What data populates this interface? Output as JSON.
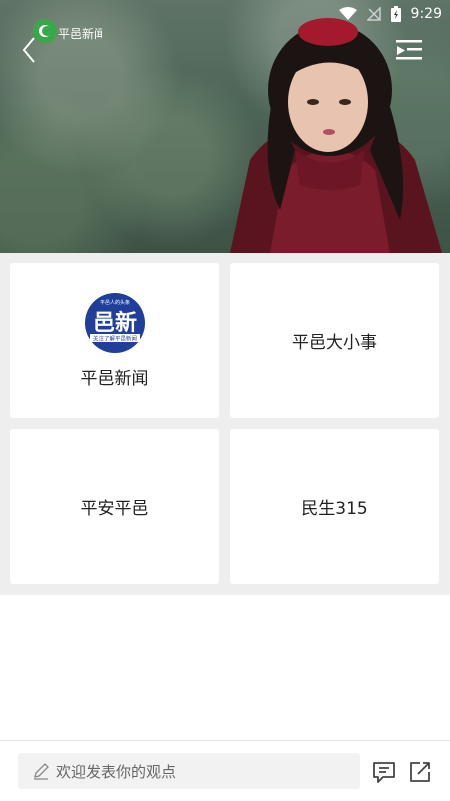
{
  "status_bar": {
    "time": "9:29"
  },
  "video": {
    "channel_logo_text": "平邑新闻",
    "icons": [
      "back-arrow-icon",
      "playlist-icon",
      "wifi-icon",
      "no-signal-icon",
      "battery-icon"
    ]
  },
  "cards": [
    {
      "label": "平邑新闻",
      "logo": {
        "text": "邑新",
        "tagline": "平邑人的头条",
        "subtitle": "关注了解平邑新闻"
      }
    },
    {
      "label": "平邑大小事"
    },
    {
      "label": "平安平邑"
    },
    {
      "label": "民生315"
    }
  ],
  "bottom_bar": {
    "comment_placeholder": "欢迎发表你的观点",
    "icons": [
      "pencil-icon",
      "comment-list-icon",
      "share-icon"
    ]
  },
  "colors": {
    "grid_background": "#eeeeee",
    "card_background": "#ffffff",
    "logo_blue": "#1f3f9a"
  }
}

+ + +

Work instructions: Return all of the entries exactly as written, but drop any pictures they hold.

Task output:
What data populates this interface? Output as JSON.
{
  "status_bar": {
    "time": "9:29"
  },
  "video": {
    "channel_logo_text": "平邑新闻",
    "icons": [
      "back-arrow-icon",
      "playlist-icon",
      "wifi-icon",
      "no-signal-icon",
      "battery-icon"
    ]
  },
  "cards": [
    {
      "label": "平邑新闻",
      "logo": {
        "text": "邑新",
        "tagline": "平邑人的头条",
        "subtitle": "关注了解平邑新闻"
      }
    },
    {
      "label": "平邑大小事"
    },
    {
      "label": "平安平邑"
    },
    {
      "label": "民生315"
    }
  ],
  "bottom_bar": {
    "comment_placeholder": "欢迎发表你的观点",
    "icons": [
      "pencil-icon",
      "comment-list-icon",
      "share-icon"
    ]
  },
  "colors": {
    "grid_background": "#eeeeee",
    "card_background": "#ffffff",
    "logo_blue": "#1f3f9a"
  }
}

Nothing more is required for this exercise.